But if that hurdle is a bit further down the track. For the moment, all ADM can do is bide its time and hope the agribusiness sector turns against GrainCorp at some stage.
The consensus is that this plan would take quite a while to play out.
News Limited, The Sunday Times
The takeaway from the sale of Consolidate Media Holdings to News Limited, the owner of this website, was that the Australian arm of Rupert Murdoch’s media empire would have a hard time buying anything else big on competition grounds.
Such is the way with the Australian media sector it appears News could have trouble offloading assets as well.
The Australian Financial Review believes News chief executive Kim Williams has "sought an informal assessment” from the ACCC for the potential sale of Perth’s The Sunday Times.
The newspaper indicates the ACCC is initially concerned about the idea of Seven Group Holdings billionaire Kerry Stokes picking up the asset, because he already has a hand on The West Australian.
Seven chief executive Peter Gammell talked down the idea of his company taking The Sunday Times off News’ hands.
It would be an interesting exchange of assets. News beats Seven out of Consolidated Media Holdings, for which Stokes receives just under $500 million. Then, Seven spends some of that cash on a News asset.
But at the moment, all we’re talking about is News and the ACCC having a chat.
Globe, Mariner Corporation, Rey Resources, ASF Group
Two small takeover plays are getting a bit of attention from the market.
The first is the opportunistic move by Mariner Corporation on troubled youth fashion retailer Globe, with a $19.7 million all-scrip bid.
The clothing company has advised shareholders to take no action in relation to the move, having had some recent boardroom issues.
Retail billionaire Solomon Lew has his hand on 5.9 per cent of the register, but founder Matthew Hill holds the majority of the company together with his two brothers Peter and Stephen. Combined, the trio owns 67.8 per cent of the company.
Meanwhile, a subsidiary of China’s ASF Group has followed up its recent move on the Rey Resources register via a $13.8 million placement with requests to have two independent board members removed. The request raises concerns that ASF is out for effective control without a premium.
ASF Canning Basin Energy already has two nominees on the eight-person Rey Resources board and 23 per cent of the register. If that falls to six, the influence that ASF commands over the $34 million company would increase simply by fractions.
Australian retail giant Woolworths looks destined for another encounter with the ACCC after securing the a commercial refrigeration company from the Hastie Group receivers.
According to The Australian Financial Review, the ACCC is making inquiries into the matter, with chairman Rod Sims indicating that they’re trying to establish how many players there are and whether of Woolies purchase would diminish competition.
And the same newspaper reports Cricket Australia is reaching out to investment banks for proposals on its television rights, as exclusive talks with long-time broadcaster Nine Entertainment come to an end.
Seven Network and Ten Network are reportedly interested in pinching the rights off Nine if the opportunity arises.

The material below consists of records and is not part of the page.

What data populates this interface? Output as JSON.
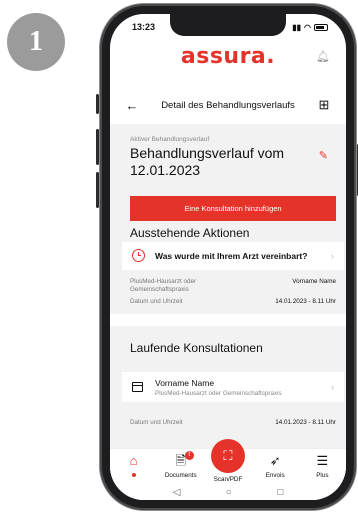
{
  "step": {
    "number": "1"
  },
  "status_bar": {
    "time": "13:23"
  },
  "brand": {
    "logo_text": "assura.",
    "accent_color": "#e6332a"
  },
  "header": {
    "title": "Detail des Behandlungsverlaufs"
  },
  "detail": {
    "label": "Aktiver Behandlungsverlauf",
    "title": "Behandlungsverlauf vom 12.01.2023",
    "add_button_label": "Eine Konsultation hinzufügen"
  },
  "pending": {
    "section_title": "Ausstehende Aktionen",
    "action_label": "Was wurde mit Ihrem Arzt vereinbart?",
    "practice_label": "PlusMed-Hausarzt oder Gemeinschaftspraxis",
    "practice_value": "Vorname Name",
    "date_label": "Datum und Uhrzeit",
    "date_value": "14.01.2023 - 8.11 Uhr"
  },
  "ongoing": {
    "section_title": "Laufende Konsultationen",
    "consultation_name": "Vorname Name",
    "consultation_sub": "PlusMed-Hausarzt oder Gemeinschaftspraxis",
    "date_label": "Datum und Uhrzeit",
    "date_value": "14.01.2023 - 8.11 Uhr"
  },
  "tabs": [
    {
      "label": "",
      "icon": "home-icon"
    },
    {
      "label": "Documents",
      "icon": "document-icon",
      "badge": "!"
    },
    {
      "label": "Scan/PDF",
      "icon": "scan-icon"
    },
    {
      "label": "Envois",
      "icon": "send-icon"
    },
    {
      "label": "Plus",
      "icon": "menu-icon"
    }
  ]
}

But reports so far have pointed to a confidence within Nine that the gentlemen’s game will stay at home.